▶ **AIM OF THE EXERCISE**: Tally the lines below that contain "text" and reply with only the tally.

▶ **Entries from a dataset of interfaces**:
──────────
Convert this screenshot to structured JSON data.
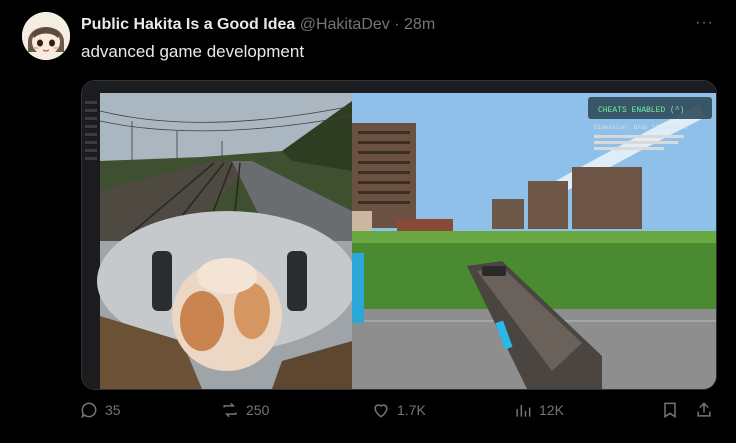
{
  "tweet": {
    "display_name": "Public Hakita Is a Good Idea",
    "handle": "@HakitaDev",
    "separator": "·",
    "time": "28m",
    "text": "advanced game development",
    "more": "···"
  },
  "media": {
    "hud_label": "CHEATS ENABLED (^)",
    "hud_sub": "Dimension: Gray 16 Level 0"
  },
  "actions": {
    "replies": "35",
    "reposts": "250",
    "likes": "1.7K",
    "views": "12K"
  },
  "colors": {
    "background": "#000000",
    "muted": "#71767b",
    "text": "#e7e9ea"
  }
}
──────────
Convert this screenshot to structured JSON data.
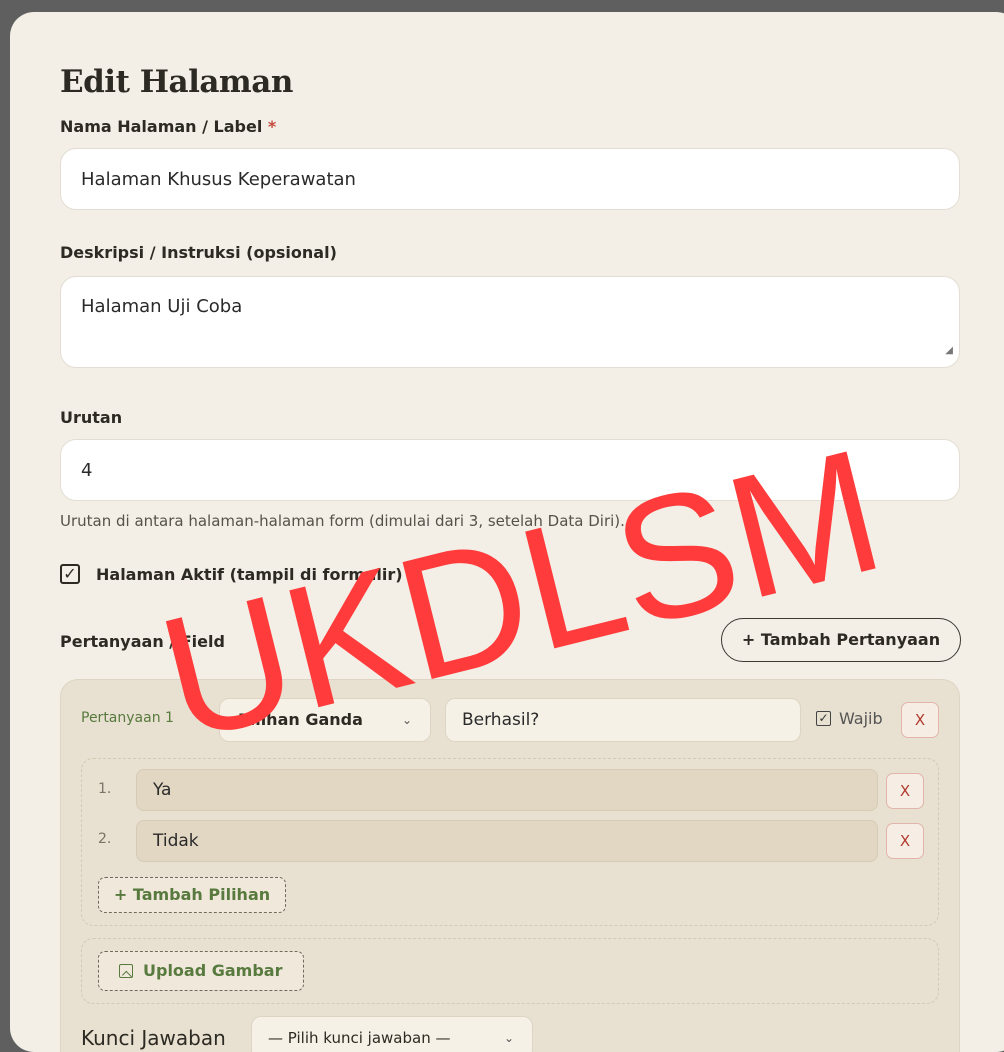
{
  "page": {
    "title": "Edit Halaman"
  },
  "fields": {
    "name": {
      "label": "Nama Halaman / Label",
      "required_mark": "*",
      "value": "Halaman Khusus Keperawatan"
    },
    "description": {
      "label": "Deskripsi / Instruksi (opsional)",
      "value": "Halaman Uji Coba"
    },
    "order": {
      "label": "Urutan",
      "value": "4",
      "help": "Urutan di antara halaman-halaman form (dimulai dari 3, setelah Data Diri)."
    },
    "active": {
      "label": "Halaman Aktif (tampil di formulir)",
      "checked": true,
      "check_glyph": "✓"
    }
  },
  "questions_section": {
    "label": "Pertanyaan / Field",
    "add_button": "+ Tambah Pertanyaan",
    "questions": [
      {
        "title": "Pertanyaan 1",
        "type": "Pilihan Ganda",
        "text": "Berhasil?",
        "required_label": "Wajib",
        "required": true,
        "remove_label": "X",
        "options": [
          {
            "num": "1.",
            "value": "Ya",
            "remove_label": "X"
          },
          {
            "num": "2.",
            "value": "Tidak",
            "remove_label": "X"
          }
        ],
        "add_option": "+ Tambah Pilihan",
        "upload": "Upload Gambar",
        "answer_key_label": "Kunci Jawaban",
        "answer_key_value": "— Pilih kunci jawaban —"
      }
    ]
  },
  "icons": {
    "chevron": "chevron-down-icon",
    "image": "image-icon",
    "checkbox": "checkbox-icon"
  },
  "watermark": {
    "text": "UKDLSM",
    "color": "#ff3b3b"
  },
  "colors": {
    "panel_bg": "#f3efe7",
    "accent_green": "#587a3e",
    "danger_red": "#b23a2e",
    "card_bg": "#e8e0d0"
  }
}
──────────
▶ **EXPECTED OUTPUT**: 4